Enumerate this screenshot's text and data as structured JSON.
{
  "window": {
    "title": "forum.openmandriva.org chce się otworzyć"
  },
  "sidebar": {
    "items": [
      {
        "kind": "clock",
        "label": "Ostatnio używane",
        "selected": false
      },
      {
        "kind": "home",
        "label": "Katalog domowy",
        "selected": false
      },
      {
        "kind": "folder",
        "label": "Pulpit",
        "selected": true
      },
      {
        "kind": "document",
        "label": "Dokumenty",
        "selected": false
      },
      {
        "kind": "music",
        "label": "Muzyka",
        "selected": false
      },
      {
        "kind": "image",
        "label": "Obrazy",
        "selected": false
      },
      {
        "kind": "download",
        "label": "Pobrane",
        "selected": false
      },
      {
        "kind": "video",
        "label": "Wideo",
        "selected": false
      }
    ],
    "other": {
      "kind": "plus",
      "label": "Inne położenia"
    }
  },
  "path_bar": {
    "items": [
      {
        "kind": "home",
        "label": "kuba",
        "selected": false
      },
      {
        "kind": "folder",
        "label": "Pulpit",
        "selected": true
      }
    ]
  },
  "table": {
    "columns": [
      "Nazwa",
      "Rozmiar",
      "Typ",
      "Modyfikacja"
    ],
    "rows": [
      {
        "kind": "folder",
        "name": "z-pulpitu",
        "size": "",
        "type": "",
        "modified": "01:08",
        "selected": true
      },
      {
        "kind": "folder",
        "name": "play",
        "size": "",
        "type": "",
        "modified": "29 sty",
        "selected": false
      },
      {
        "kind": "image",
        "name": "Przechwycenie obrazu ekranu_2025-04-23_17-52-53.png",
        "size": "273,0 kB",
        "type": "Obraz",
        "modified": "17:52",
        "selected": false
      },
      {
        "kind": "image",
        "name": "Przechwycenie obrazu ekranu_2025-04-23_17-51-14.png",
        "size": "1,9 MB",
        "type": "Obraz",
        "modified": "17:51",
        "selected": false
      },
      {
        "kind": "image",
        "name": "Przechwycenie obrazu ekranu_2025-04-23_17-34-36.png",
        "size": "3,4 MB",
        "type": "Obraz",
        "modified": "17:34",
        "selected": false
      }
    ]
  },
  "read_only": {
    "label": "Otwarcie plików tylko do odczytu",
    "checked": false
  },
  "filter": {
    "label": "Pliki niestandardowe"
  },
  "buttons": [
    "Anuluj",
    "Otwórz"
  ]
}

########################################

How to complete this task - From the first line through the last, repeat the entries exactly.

Task result -
Enumerate this screenshot's text and data as structured JSON.
{
  "window": {
    "title": "forum.openmandriva.org chce się otworzyć"
  },
  "sidebar": {
    "items": [
      {
        "kind": "clock",
        "label": "Ostatnio używane",
        "selected": false
      },
      {
        "kind": "home",
        "label": "Katalog domowy",
        "selected": false
      },
      {
        "kind": "folder",
        "label": "Pulpit",
        "selected": true
      },
      {
        "kind": "document",
        "label": "Dokumenty",
        "selected": false
      },
      {
        "kind": "music",
        "label": "Muzyka",
        "selected": false
      },
      {
        "kind": "image",
        "label": "Obrazy",
        "selected": false
      },
      {
        "kind": "download",
        "label": "Pobrane",
        "selected": false
      },
      {
        "kind": "video",
        "label": "Wideo",
        "selected": false
      }
    ],
    "other": {
      "kind": "plus",
      "label": "Inne położenia"
    }
  },
  "path_bar": {
    "items": [
      {
        "kind": "home",
        "label": "kuba",
        "selected": false
      },
      {
        "kind": "folder",
        "label": "Pulpit",
        "selected": true
      }
    ]
  },
  "table": {
    "columns": [
      "Nazwa",
      "Rozmiar",
      "Typ",
      "Modyfikacja"
    ],
    "rows": [
      {
        "kind": "folder",
        "name": "z-pulpitu",
        "size": "",
        "type": "",
        "modified": "01:08",
        "selected": true
      },
      {
        "kind": "folder",
        "name": "play",
        "size": "",
        "type": "",
        "modified": "29 sty",
        "selected": false
      },
      {
        "kind": "image",
        "name": "Przechwycenie obrazu ekranu_2025-04-23_17-52-53.png",
        "size": "273,0 kB",
        "type": "Obraz",
        "modified": "17:52",
        "selected": false
      },
      {
        "kind": "image",
        "name": "Przechwycenie obrazu ekranu_2025-04-23_17-51-14.png",
        "size": "1,9 MB",
        "type": "Obraz",
        "modified": "17:51",
        "selected": false
      },
      {
        "kind": "image",
        "name": "Przechwycenie obrazu ekranu_2025-04-23_17-34-36.png",
        "size": "3,4 MB",
        "type": "Obraz",
        "modified": "17:34",
        "selected": false
      }
    ]
  },
  "read_only": {
    "label": "Otwarcie plików tylko do odczytu",
    "checked": false
  },
  "filter": {
    "label": "Pliki niestandardowe"
  },
  "buttons": [
    "Anuluj",
    "Otwórz"
  ]
}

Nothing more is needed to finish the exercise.